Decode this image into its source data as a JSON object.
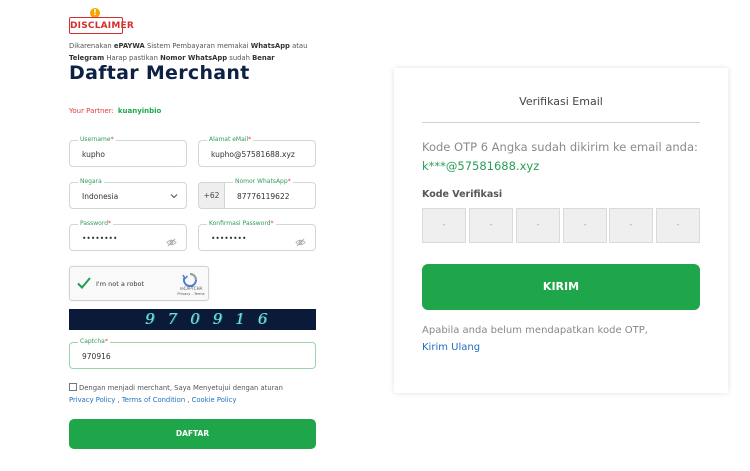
{
  "disclaimer": {
    "badge": "DISCLAIMER",
    "mark": "!",
    "line1_prefix": "Dikarenakan ",
    "line1_brand": "ePAYWA",
    "line1_mid": " Sistem Pembayaran memakai ",
    "line1_app": "WhatsApp",
    "line1_suffix": " atau",
    "line2_app": "Telegram",
    "line2_mid": " Harap pastikan ",
    "line2_field": "Nomor WhatsApp",
    "line2_mid2": " sudah ",
    "line2_end": "Benar"
  },
  "page_title": "Daftar Merchant",
  "partner": {
    "label": "Your Partner:",
    "value": "kuanyinbio"
  },
  "form": {
    "username": {
      "label": "Username",
      "value": "kupho"
    },
    "email": {
      "label": "Alamat eMail",
      "value": "kupho@57581688.xyz"
    },
    "country": {
      "label": "Negara",
      "value": "Indonesia"
    },
    "whatsapp": {
      "label": "Nomor WhatsApp",
      "prefix": "+62",
      "value": "87776119622"
    },
    "password": {
      "label": "Password",
      "value": "••••••••"
    },
    "confirm_password": {
      "label": "Konfirmasi Password",
      "value": "••••••••"
    },
    "captcha": {
      "label": "Captcha",
      "value": "970916"
    },
    "required_mark": "*"
  },
  "recaptcha": {
    "text": "I'm not a robot",
    "brand": "reCAPTCHA",
    "links": "Privacy - Terms"
  },
  "captcha_image_code": "970916",
  "terms": {
    "text": "Dengan menjadi merchant, Saya Menyetujui dengan aturan",
    "privacy": "Privacy Policy",
    "sep1": " , ",
    "tos": "Terms of Condition",
    "sep2": " , ",
    "cookie": "Cookie Policy"
  },
  "register_button": "DAFTAR",
  "verify": {
    "title": "Verifikasi Email",
    "otp_message": "Kode OTP 6 Angka sudah dikirim ke email anda:",
    "otp_email": "k***@57581688.xyz",
    "code_label": "Kode Verifikasi",
    "otp_placeholders": [
      "-",
      "-",
      "-",
      "-",
      "-",
      "-"
    ],
    "submit": "KIRIM",
    "resend_message": "Apabila anda belum mendapatkan kode OTP,",
    "resend_link": "Kirim Ulang"
  },
  "colors": {
    "primary_green": "#1fa64a",
    "navy": "#0d2145",
    "link_blue": "#1f6fbf",
    "danger_red": "#e23b3b"
  }
}
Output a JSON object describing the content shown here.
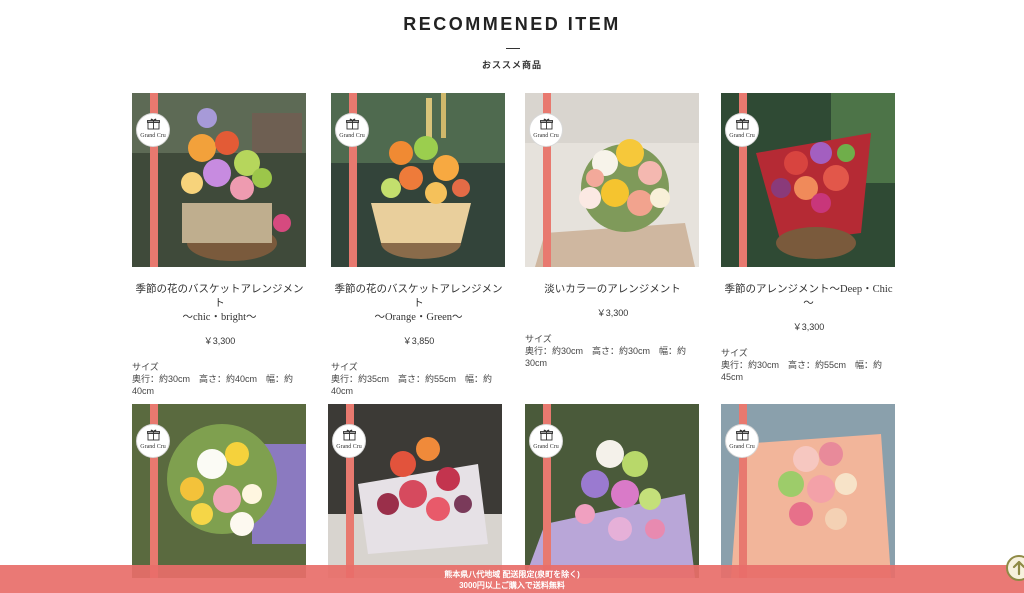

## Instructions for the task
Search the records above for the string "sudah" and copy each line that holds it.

## Answer for the task
    "line2_mid2": " sudah ",
    "otp_message": "Kode OTP 6 Angka sudah dikirim ke email anda:",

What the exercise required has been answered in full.